If beam weapons are available, some of these calculations change. The ship can use lasers (or whatever) against missiles coming up from the surface. But the defender can also fire beams from the surface, and photons are untroubled by any gravity well short of a black hole. Laser cannons are less expendable than a truck launcher, but surface-based lasers are still likely to be much cheaper than similar lasers in space that need a spacecraft to carry them. Power supply and waste heat disposal are also easier to arrange on the surface than in space.
Yes, for story purposes you can handwave all this as needed. It is also true that if the attacker's objective is sheer devastation, nuclear bombardment from high orbit will do the job. (So will the ever popular asteroid toss, but this is just a Rube Goldberg way to get the same effect.) The technical possibility of overcoming enormous attrition rates by sheer overkill is a general fact of life in the nuclear age.
Nevertheless, the general upshot – so to speak – of the shortage of ground cover in space is that the presumed high-ground advantage in a gravity well fight pretty much evaporates. Instead, space forces engaging a planetary surface defense face disadvantages comparable to those historically faced by naval forces engaging coastal batteries. They are both exposed and vulnerable, far more so than the defenders. Their one strategic advantage is that they can change their mind and leave, an option not open to surface/shore defenses. Hostile space forces can also plausibly blockade a planet from high orbit, 'distant, storm-beaten ships' cutting it off from interplanetary commerce. But getting close to a hostile planet (or even one just partly hostile) places spacecraft at a severe disadvantage.
Unlike most of the issues we'll take up when we discuss deep space warfare, this has fairly immediate practical implications. Surface-to-orbit warfare disadvantages all spacefaring powers, because space access is easier denied than defended. Second and third-tier powers, with no space presence themselves, can hold space hostage by threatening orbital installations and departing or returning orbiters. The one piece of good news here is that while SCUD class boosters are already all too proliferated, this is not the case for orbital target seekers capable of zeroing in to hit a ship. Moreover, such target seekers cannot effectively be developed in secret, because they can only be reliably tested in space.

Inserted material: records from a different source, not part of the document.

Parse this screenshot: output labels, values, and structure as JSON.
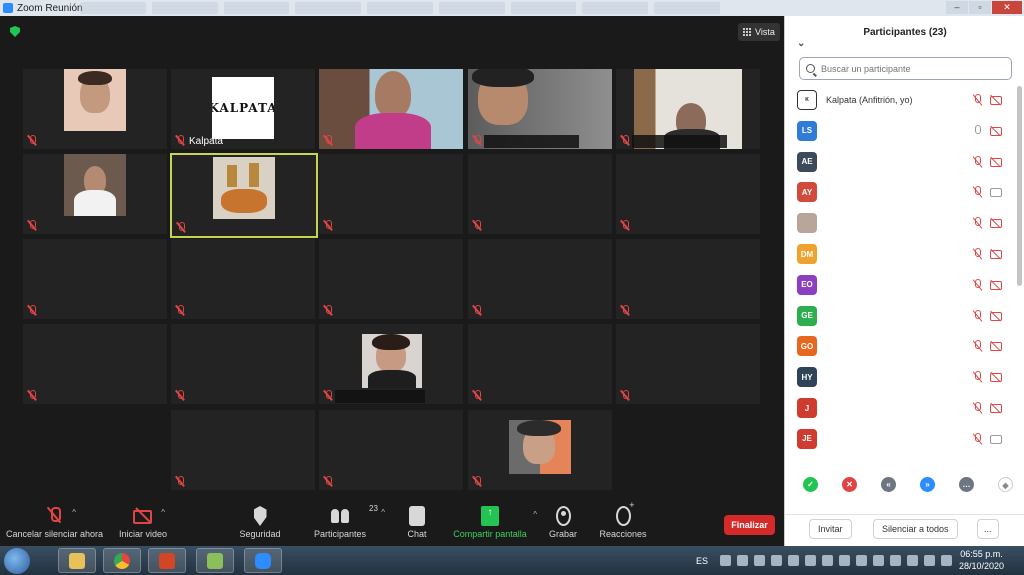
{
  "window": {
    "title": "Zoom Reunión"
  },
  "meeting": {
    "view_label": "Vista",
    "host_tile_name": "Kalpata",
    "logo_text": "KALPATA"
  },
  "toolbar": {
    "mute_label": "Cancelar silenciar ahora",
    "video_label": "Iniciar video",
    "security_label": "Seguridad",
    "participants_label": "Participantes",
    "participants_count": "23",
    "chat_label": "Chat",
    "share_label": "Compartir pantalla",
    "record_label": "Grabar",
    "reactions_label": "Reacciones",
    "end_label": "Finalizar"
  },
  "panel": {
    "title": "Participantes (23)",
    "search_placeholder": "Buscar un participante",
    "participants": [
      {
        "initials": "",
        "name": "Kalpata (Anfitrión, yo)",
        "color": "#ffffff",
        "mic": "off",
        "cam": "off"
      },
      {
        "initials": "LS",
        "name": "",
        "color": "#2f7bd6",
        "mic": "on",
        "cam": "off"
      },
      {
        "initials": "AE",
        "name": "",
        "color": "#3d4a5c",
        "mic": "off",
        "cam": "off"
      },
      {
        "initials": "AY",
        "name": "",
        "color": "#d14b3c",
        "mic": "off",
        "cam": "on"
      },
      {
        "initials": "",
        "name": "",
        "color": "#b9a69a",
        "mic": "off",
        "cam": "off"
      },
      {
        "initials": "DM",
        "name": "",
        "color": "#f0a22e",
        "mic": "off",
        "cam": "off"
      },
      {
        "initials": "EO",
        "name": "",
        "color": "#8d3fc2",
        "mic": "off",
        "cam": "off"
      },
      {
        "initials": "GE",
        "name": "",
        "color": "#2fae4f",
        "mic": "off",
        "cam": "off"
      },
      {
        "initials": "GO",
        "name": "",
        "color": "#e8671f",
        "mic": "off",
        "cam": "off"
      },
      {
        "initials": "HY",
        "name": "",
        "color": "#2f4457",
        "mic": "off",
        "cam": "off"
      },
      {
        "initials": "J",
        "name": "",
        "color": "#cf3b2e",
        "mic": "off",
        "cam": "off"
      },
      {
        "initials": "JE",
        "name": "",
        "color": "#cf3b2e",
        "mic": "off",
        "cam": "on"
      }
    ],
    "invite_label": "Invitar",
    "mute_all_label": "Silenciar a todos",
    "more_label": "..."
  },
  "taskbar": {
    "language": "ES",
    "time": "06:55 p.m.",
    "date": "28/10/2020"
  },
  "colors": {
    "accent_green": "#23c552",
    "end_red": "#d42a2a",
    "active_border": "#c6d54b"
  }
}
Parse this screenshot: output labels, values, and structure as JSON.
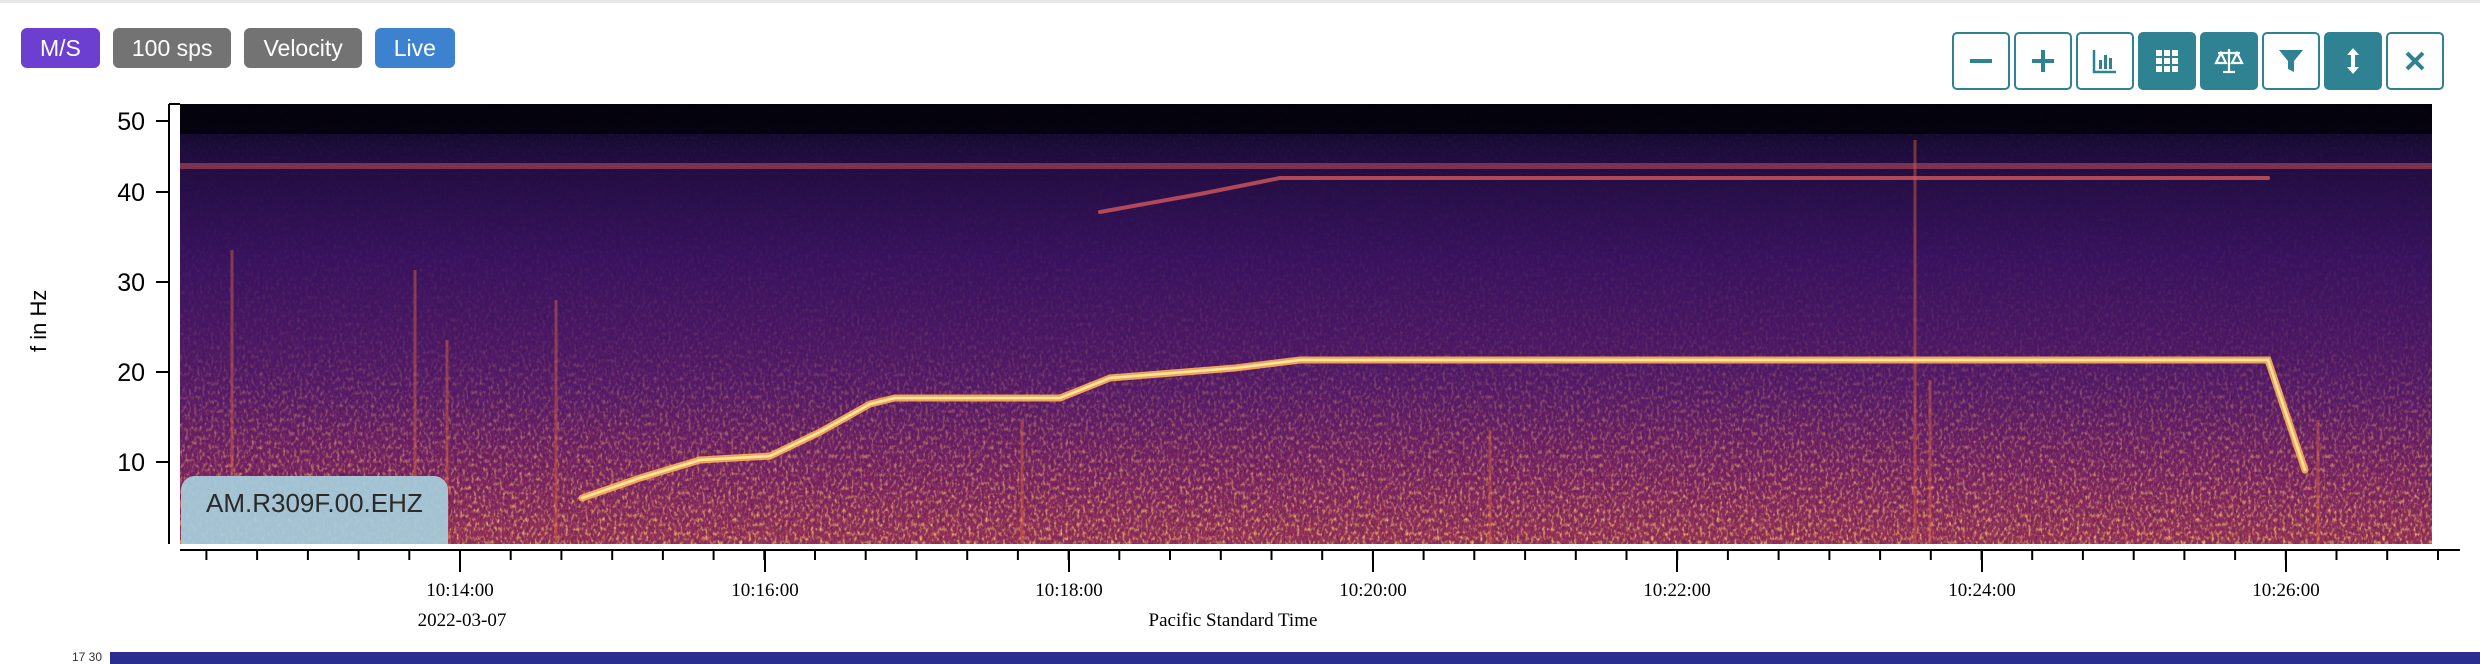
{
  "badges": [
    {
      "label": "M/S",
      "color": "#6c3fd0"
    },
    {
      "label": "100 sps",
      "color": "#737373"
    },
    {
      "label": "Velocity",
      "color": "#737373"
    },
    {
      "label": "Live",
      "color": "#3d82cf"
    }
  ],
  "toolbar": {
    "buttons": [
      {
        "name": "zoom-out-button",
        "icon": "minus-icon",
        "style": "outline"
      },
      {
        "name": "zoom-in-button",
        "icon": "plus-icon",
        "style": "outline"
      },
      {
        "name": "histogram-button",
        "icon": "bar-chart-icon",
        "style": "outline"
      },
      {
        "name": "grid-button",
        "icon": "grid-icon",
        "style": "filled"
      },
      {
        "name": "scale-button",
        "icon": "balance-scale-icon",
        "style": "filled"
      },
      {
        "name": "filter-button",
        "icon": "filter-icon",
        "style": "outline"
      },
      {
        "name": "vertical-expand-button",
        "icon": "arrows-vertical-icon",
        "style": "filled"
      },
      {
        "name": "close-button",
        "icon": "close-icon",
        "style": "outline"
      }
    ]
  },
  "plot": {
    "ylabel": "f in Hz",
    "y_ticks": [
      "10",
      "20",
      "30",
      "40",
      "50"
    ],
    "x_ticks": [
      "10:14:00",
      "10:16:00",
      "10:18:00",
      "10:20:00",
      "10:22:00",
      "10:24:00",
      "10:26:00"
    ],
    "date_label": "2022-03-07",
    "xlabel": "Pacific Standard Time",
    "station": "AM.R309F.00.EHZ",
    "colormap": "inferno"
  },
  "footer": {
    "partial_text": "17 30"
  }
}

Which is why I did not start this piece with a pro forma objection to militarizing space. For anyone interested in real world(s) spacefaring, the objection is not pro forma; it is eminently (and imminently) practical. All spacefaring powers, and those that wish to become spacefaring, have a shared interest in a treaty regime that discourages development and testing of ASATS that could end up denying space to everyone. Whether this will actually happen is of course anyone's guess, but the fact that some such treaty is in the interest of all major players cannot hurt its prospects.
Related link: I shoot down space fighters here.
Sunday, June 7, 2009
First in a sporadic series.